**Component data from apps and pages**.

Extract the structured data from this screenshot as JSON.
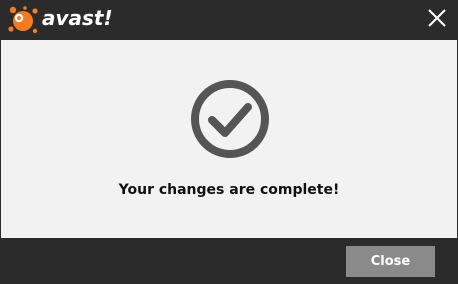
{
  "titlebar": {
    "brand": "avast!",
    "logo_icon": "avast-orange-splat-logo",
    "close_icon": "close-icon"
  },
  "content": {
    "status_icon": "check-circle-icon",
    "message": "Your changes are complete!"
  },
  "footer": {
    "close_label": "Close"
  },
  "colors": {
    "frame": "#2b2b2b",
    "content_bg": "#f2f2f2",
    "icon_gray": "#555555",
    "button_bg": "#8a8a8a",
    "brand_orange": "#f47b20"
  }
}
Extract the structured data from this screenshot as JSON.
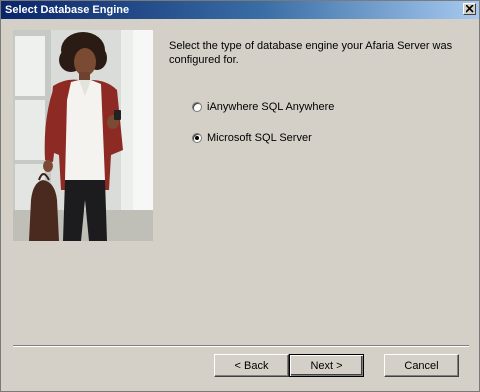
{
  "window": {
    "title": "Select Database Engine"
  },
  "icons": {
    "close": "close-icon",
    "photo": "woman-with-phone-photo"
  },
  "content": {
    "prompt": "Select the type of database engine your Afaria Server was configured for."
  },
  "options": [
    {
      "label": "iAnywhere SQL Anywhere",
      "selected": false
    },
    {
      "label": "Microsoft SQL Server",
      "selected": true
    }
  ],
  "buttons": {
    "back": "< Back",
    "next": "Next >",
    "cancel": "Cancel"
  },
  "colors": {
    "dialog_bg": "#d4d0c8",
    "title_gradient_start": "#0a246a",
    "title_gradient_end": "#a6caf0"
  }
}
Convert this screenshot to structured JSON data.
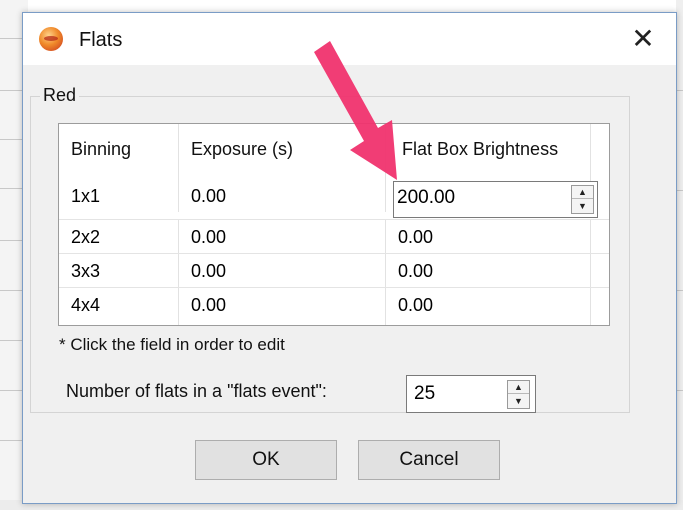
{
  "dialog": {
    "title": "Flats",
    "close_glyph": "✕",
    "app_icon": "app-logo-icon"
  },
  "group": {
    "label": "Red"
  },
  "table": {
    "headers": [
      "Binning",
      "Exposure (s)",
      "Flat Box Brightness"
    ],
    "rows": [
      [
        "1x1",
        "0.00",
        "200.00"
      ],
      [
        "2x2",
        "0.00",
        "0.00"
      ],
      [
        "3x3",
        "0.00",
        "0.00"
      ],
      [
        "4x4",
        "0.00",
        "0.00"
      ]
    ]
  },
  "hint": "* Click the field in order to edit",
  "flats_event": {
    "label": "Number of flats in a \"flats event\":",
    "value": "25"
  },
  "buttons": {
    "ok": "OK",
    "cancel": "Cancel"
  },
  "annotation": {
    "arrow_color": "#f0336e"
  }
}
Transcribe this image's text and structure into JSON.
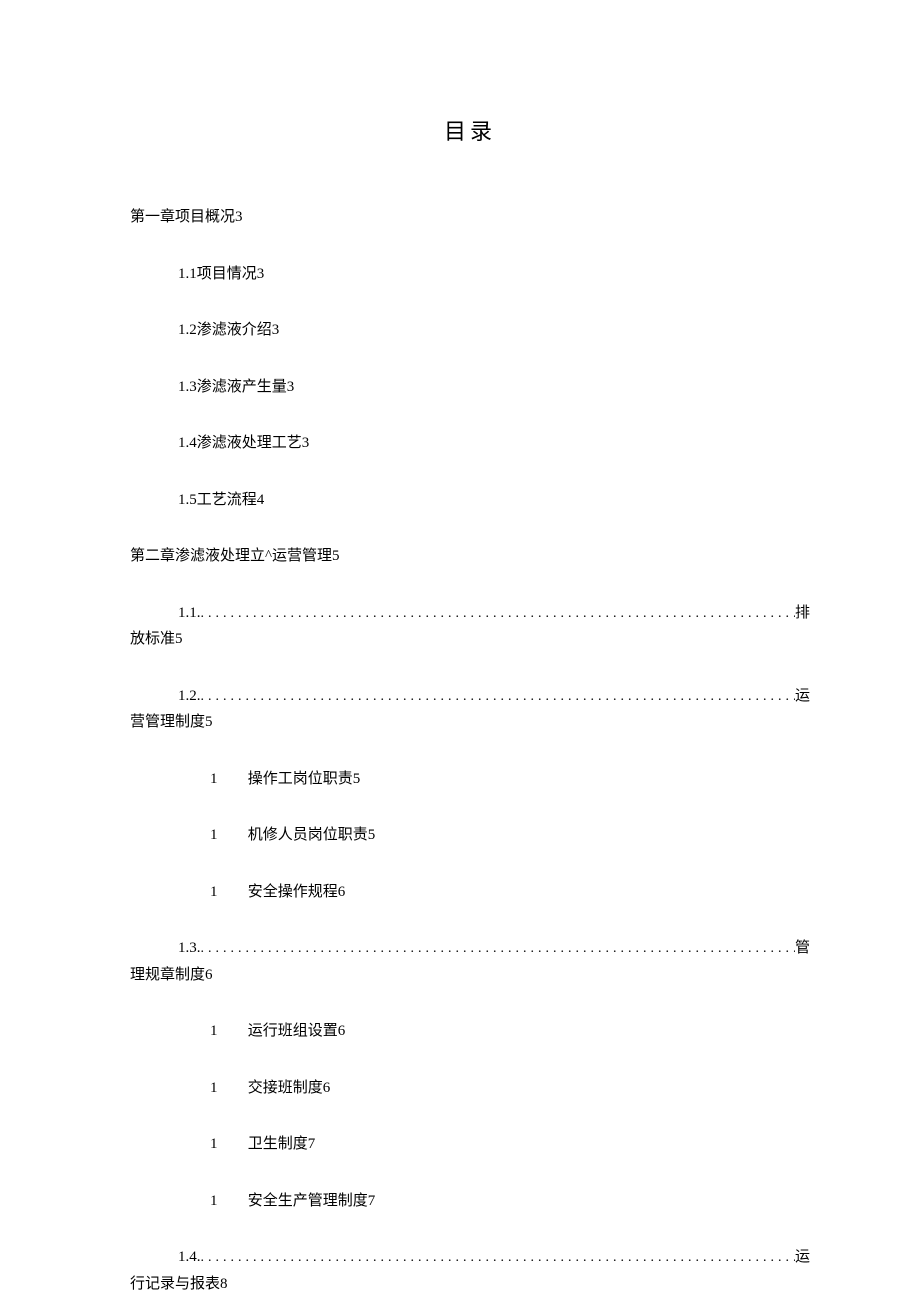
{
  "title": "目录",
  "lines": {
    "ch1": "第一章项目概况3",
    "ch1_1": "1.1项目情况3",
    "ch1_2": "1.2渗滤液介绍3",
    "ch1_3": "1.3渗滤液产生量3",
    "ch1_4": "1.4渗滤液处理工艺3",
    "ch1_5": "1.5工艺流程4",
    "ch2": "第二章渗滤液处理立^运营管理5",
    "s1_1_prefix": "1.1.",
    "s1_1_suffix": "排",
    "s1_1_cont": "放标准5",
    "s1_2_prefix": "1.2.",
    "s1_2_suffix": "运",
    "s1_2_cont": "营管理制度5",
    "sub_num": "1",
    "sub_a": "操作工岗位职责5",
    "sub_b": "机修人员岗位职责5",
    "sub_c": "安全操作规程6",
    "s1_3_prefix": "1.3.",
    "s1_3_suffix": "管",
    "s1_3_cont": "理规章制度6",
    "sub_d": "运行班组设置6",
    "sub_e": "交接班制度6",
    "sub_f": "卫生制度7",
    "sub_g": "安全生产管理制度7",
    "s1_4_prefix": "1.4.",
    "s1_4_suffix": "运",
    "s1_4_cont": "行记录与报表8"
  },
  "leader_dots": ".................................................................................................."
}
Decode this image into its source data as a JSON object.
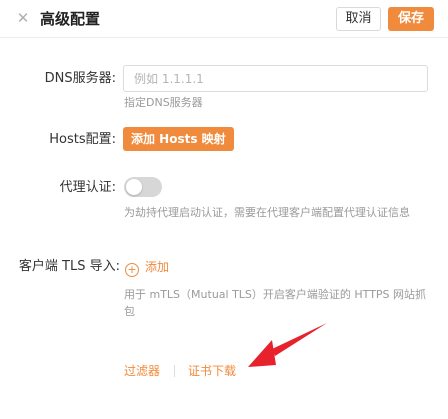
{
  "header": {
    "close_icon": "close-icon",
    "title": "高级配置",
    "cancel_label": "取消",
    "save_label": "保存"
  },
  "colors": {
    "accent": "#f08a3c",
    "arrow": "#e8222c",
    "toggle_off": "#d7d7d7",
    "hint_text": "#9a9a9a"
  },
  "dns": {
    "label": "DNS服务器:",
    "placeholder": "例如 1.1.1.1",
    "value": "",
    "hint": "指定DNS服务器"
  },
  "hosts": {
    "label": "Hosts配置:",
    "button_label": "添加 Hosts 映射"
  },
  "proxy_auth": {
    "label": "代理认证:",
    "enabled": false,
    "hint": "为劫持代理启动认证，需要在代理客户端配置代理认证信息"
  },
  "client_tls": {
    "label": "客户端 TLS 导入:",
    "add_label": "添加",
    "add_icon": "plus-circle-icon",
    "hint": "用于 mTLS（Mutual TLS）开启客户端验证的 HTTPS 网站抓包"
  },
  "footer_links": {
    "filter_label": "过滤器",
    "cert_download_label": "证书下载"
  },
  "annotation": {
    "type": "arrow-icon",
    "points_to": "证书下载"
  }
}
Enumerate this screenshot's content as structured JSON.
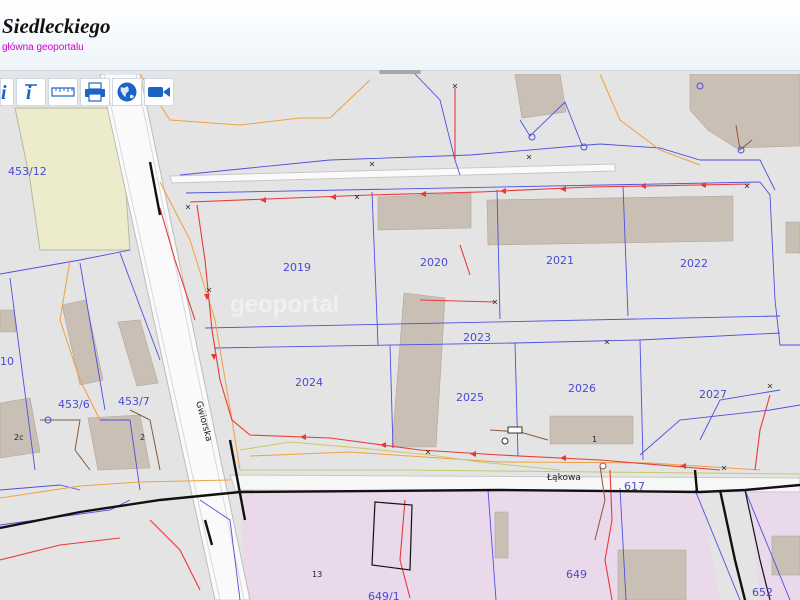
{
  "header": {
    "title": "Siedleckiego",
    "home_link": "główna geoportalu"
  },
  "toolbar": {
    "tools": [
      {
        "icon": "info-icon"
      },
      {
        "icon": "identify-icon"
      },
      {
        "icon": "measure-icon"
      },
      {
        "icon": "print-icon"
      },
      {
        "icon": "globe-icon"
      },
      {
        "icon": "video-camera-icon"
      }
    ]
  },
  "map": {
    "watermark": "geoportal",
    "parcels": {
      "p453_12": "453/12",
      "p10": "10",
      "p453_6": "453/6",
      "p453_7": "453/7",
      "p2c": "2c",
      "p2": "2",
      "p2019": "2019",
      "p2020": "2020",
      "p2021": "2021",
      "p2022": "2022",
      "p2023": "2023",
      "p2024": "2024",
      "p2025": "2025",
      "p2026": "2026",
      "p2027": "2027",
      "p1": "1",
      "p617": "617",
      "p13": "13",
      "p649": "649",
      "p649_1": "649/1",
      "p652": "652"
    },
    "streets": {
      "vertical": "Gwiorska",
      "horizontal": "Łąkowa"
    },
    "colors": {
      "parcel_line": "#4f4fe0",
      "network_red": "#e83a3a",
      "network_orange": "#f0a040",
      "building": "#c9bfb5",
      "zone_fill": "#ead9ea",
      "road_fill": "#fafafa",
      "yard_fill": "#ececcc"
    }
  }
}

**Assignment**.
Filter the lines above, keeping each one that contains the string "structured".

**Solution to this exercise**.
Extract the structured data from this screenshot as JSON.
Extract the structured data from this screenshot as JSON.
Convert this screenshot to structured JSON data.
Enumerate this screenshot's content as structured JSON.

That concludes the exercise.